    Open discussion between members of Congress, the media and former officials occurred on national television, regarding the invocation of the 25th Amendment, a measure which requires the vice-president, and a majority of Cabinet to find the president unfit for office, and temporarily remove him for power. The Speaker of the House also demanded use of the 25th Amendment. Such is the nature of this day’s events that the mere possibility of an Acting President Mike Pence somehow calms the nerves as a notion. This has not happened however, and likely will not happen. These reasons only show how historic this dark day really is. 

    Let there be no mistake, this attack on American democracy was perpetrated by vile insurrectionists, inspired, praised and encouraged directly by a sitting American president. On Jan. 8, Prime Minister Justin Trudeau stated that the insurrectionists were incited by Trump. These events led to many injured members of law enforcement, four deaths, 52 arrests and counting. Both houses of Congress, and the vice-president returned to the Capitol to carry out the certification of the results of the Electoral College at 8 p.m. Jan. 6 and eventually certified the Electoral College results to confirm Joe Biden and Kamala Harris’ election victory. This happened even after some still objected to the results, despite the events of the day. With two weeks of the Trump Presidency remaining, one can only fear that this dark day in history may be followed by more dark days ahead. This day’s events nearly bordered on an attempted coup. As more Trump officials resign, one can only hope that this administration, which has brought America to the precipice of becoming a failed state, can end soon to allow for sanity to take the reigns of governance again. 

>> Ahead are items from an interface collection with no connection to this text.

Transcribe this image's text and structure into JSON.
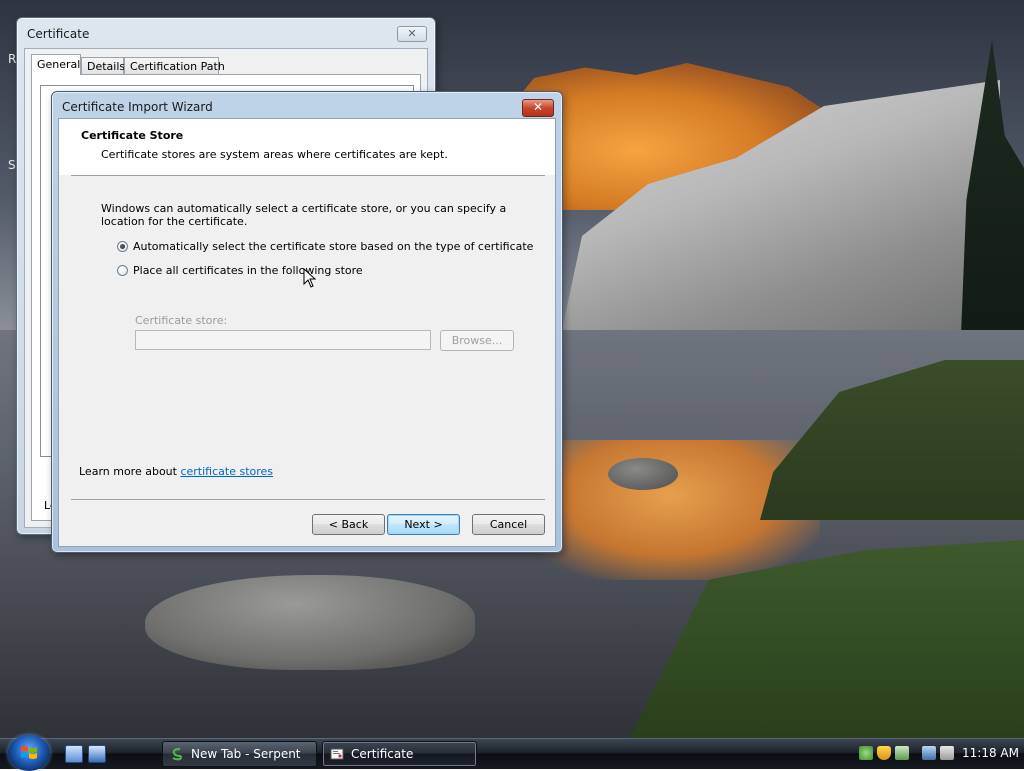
{
  "cert_window": {
    "title": "Certificate",
    "close_glyph": "✕",
    "tabs": [
      {
        "label": "General",
        "active": true
      },
      {
        "label": "Details",
        "active": false
      },
      {
        "label": "Certification Path",
        "active": false
      }
    ],
    "peek_text": "Le"
  },
  "desktop_peek": {
    "r": "R",
    "s": "S"
  },
  "wizard": {
    "title": "Certificate Import Wizard",
    "close_glyph": "✕",
    "header_title": "Certificate Store",
    "header_subtitle": "Certificate stores are system areas where certificates are kept.",
    "intro": "Windows can automatically select a certificate store, or you can specify a location for the certificate.",
    "options": [
      {
        "label": "Automatically select the certificate store based on the type of certificate",
        "selected": true
      },
      {
        "label": "Place all certificates in the following store",
        "selected": false
      }
    ],
    "store_label": "Certificate store:",
    "store_value": "",
    "browse_label": "Browse...",
    "learn_prefix": "Learn more about ",
    "learn_link": "certificate stores",
    "back_label": "< Back",
    "next_label": "Next >",
    "cancel_label": "Cancel"
  },
  "taskbar": {
    "tasks": [
      {
        "label": "New Tab - Serpent",
        "icon": "serpent-browser-icon",
        "active": false
      },
      {
        "label": "Certificate",
        "icon": "certificate-icon",
        "active": true
      }
    ],
    "quick_launch": [
      "show-desktop-icon",
      "switch-windows-icon"
    ],
    "tray_icons": [
      "network-sync-icon",
      "security-shield-icon",
      "safely-remove-icon",
      "network-icon",
      "volume-muted-icon"
    ],
    "clock": "11:18 AM"
  },
  "colors": {
    "link": "#0066cc",
    "default_button_border": "#3c7fb1",
    "close_red": "#c9442c"
  }
}
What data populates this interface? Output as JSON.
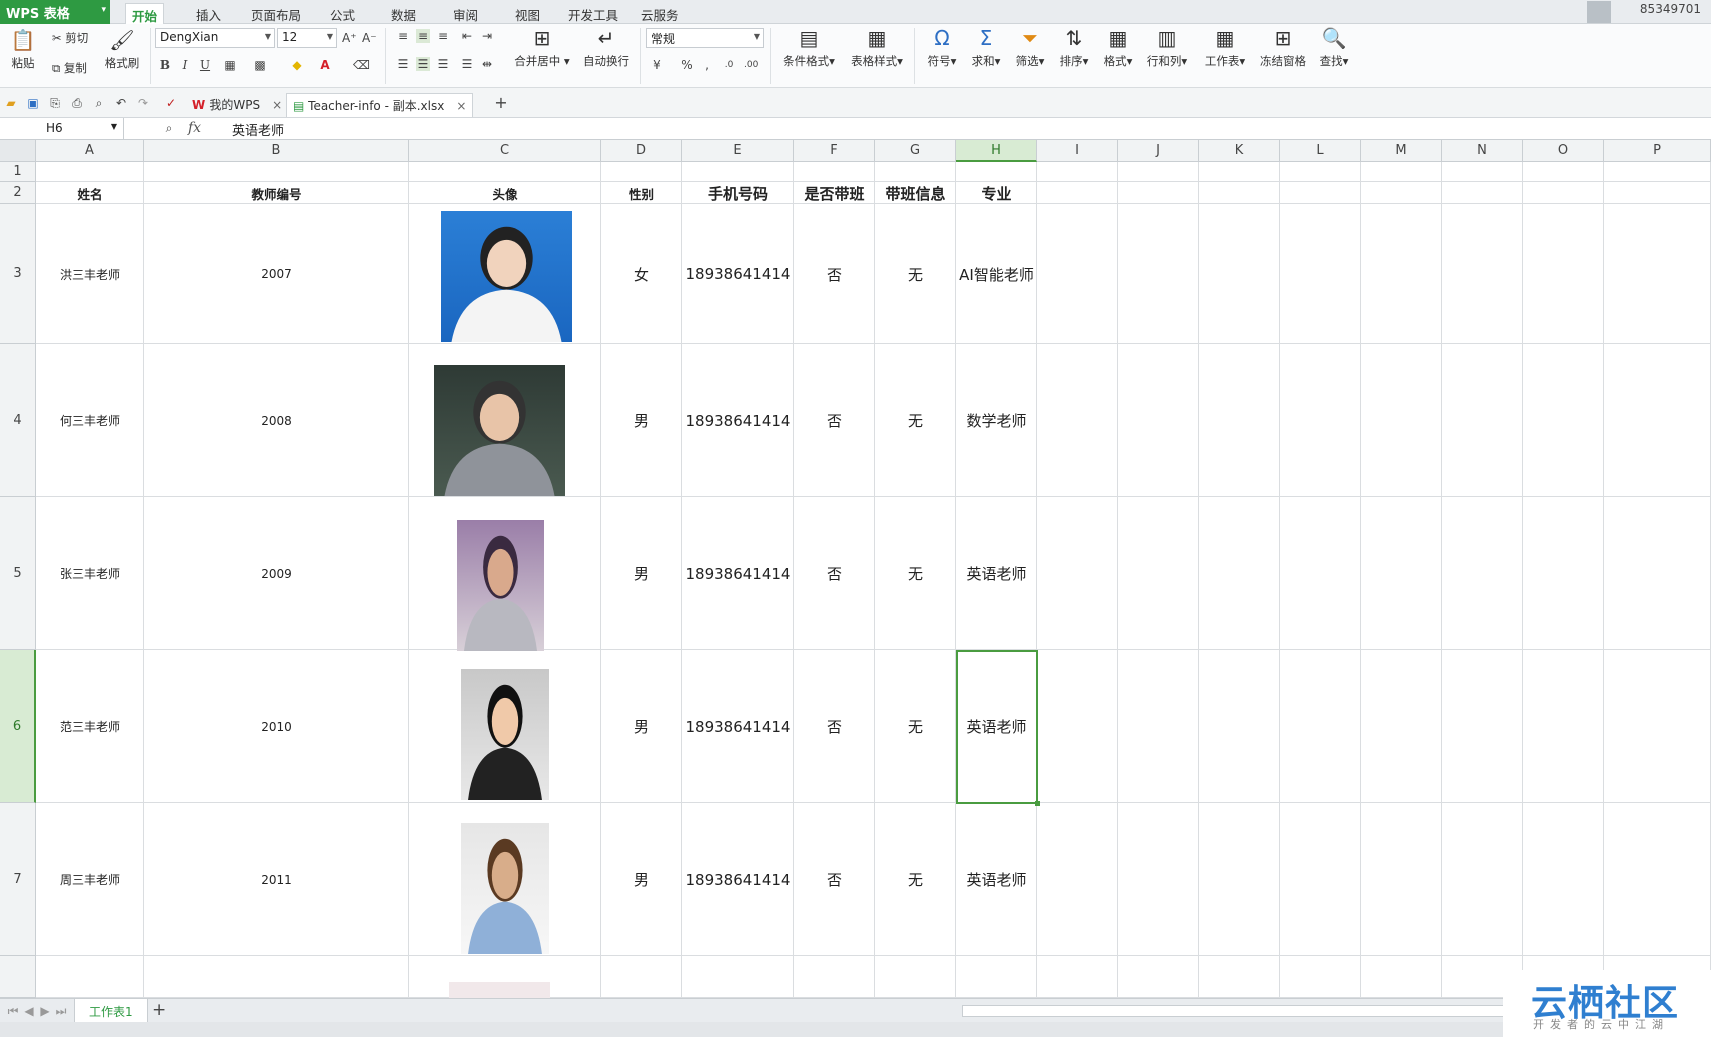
{
  "app": {
    "name": "WPS 表格",
    "user": "85349701"
  },
  "menu_tabs": [
    "开始",
    "插入",
    "页面布局",
    "公式",
    "数据",
    "审阅",
    "视图",
    "开发工具",
    "云服务"
  ],
  "ribbon": {
    "paste": "粘贴",
    "cut": "剪切",
    "copy": "复制",
    "format_painter": "格式刷",
    "font": "DengXian",
    "font_size": "12",
    "bold": "B",
    "italic": "I",
    "underline": "U",
    "merge_center": "合并居中",
    "wrap": "自动换行",
    "number_format": "常规",
    "percent": "%",
    "cond_format": "条件格式",
    "table_style": "表格样式",
    "symbol": "符号",
    "sum": "求和",
    "filter": "筛选",
    "sort": "排序",
    "format": "格式",
    "row_col": "行和列",
    "worksheet": "工作表",
    "freeze": "冻结窗格",
    "find": "查找"
  },
  "doc_tabs": [
    {
      "label": "我的WPS"
    },
    {
      "label": "Teacher-info - 副本.xlsx"
    }
  ],
  "formula_bar": {
    "name_box": "H6",
    "fx": "fx",
    "value": "英语老师"
  },
  "columns": [
    "A",
    "B",
    "C",
    "D",
    "E",
    "F",
    "G",
    "H",
    "I",
    "J",
    "K",
    "L",
    "M",
    "N",
    "O",
    "P"
  ],
  "header_row": {
    "A": "姓名",
    "B": "教师编号",
    "C": "头像",
    "D": "性别",
    "E": "手机号码",
    "F": "是否带班",
    "G": "带班信息",
    "H": "专业"
  },
  "rows": [
    {
      "num": "3",
      "name": "洪三丰老师",
      "id": "2007",
      "gender": "女",
      "phone": "18938641414",
      "class": "否",
      "class_info": "无",
      "major": "AI智能老师"
    },
    {
      "num": "4",
      "name": "何三丰老师",
      "id": "2008",
      "gender": "男",
      "phone": "18938641414",
      "class": "否",
      "class_info": "无",
      "major": "数学老师"
    },
    {
      "num": "5",
      "name": "张三丰老师",
      "id": "2009",
      "gender": "男",
      "phone": "18938641414",
      "class": "否",
      "class_info": "无",
      "major": "英语老师"
    },
    {
      "num": "6",
      "name": "范三丰老师",
      "id": "2010",
      "gender": "男",
      "phone": "18938641414",
      "class": "否",
      "class_info": "无",
      "major": "英语老师"
    },
    {
      "num": "7",
      "name": "周三丰老师",
      "id": "2011",
      "gender": "男",
      "phone": "18938641414",
      "class": "否",
      "class_info": "无",
      "major": "英语老师"
    }
  ],
  "row_numbers": {
    "r1": "1",
    "r2": "2"
  },
  "sheet_tab": "工作表1",
  "watermark": {
    "title": "云栖社区",
    "subtitle": "开发者的云中江湖"
  },
  "colors": {
    "accent": "#2e9a42",
    "selection": "#4a9c40"
  }
}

    Given the developing nature of this story, these facts stand as of Jan. 8, 2021, 2:43 p.m.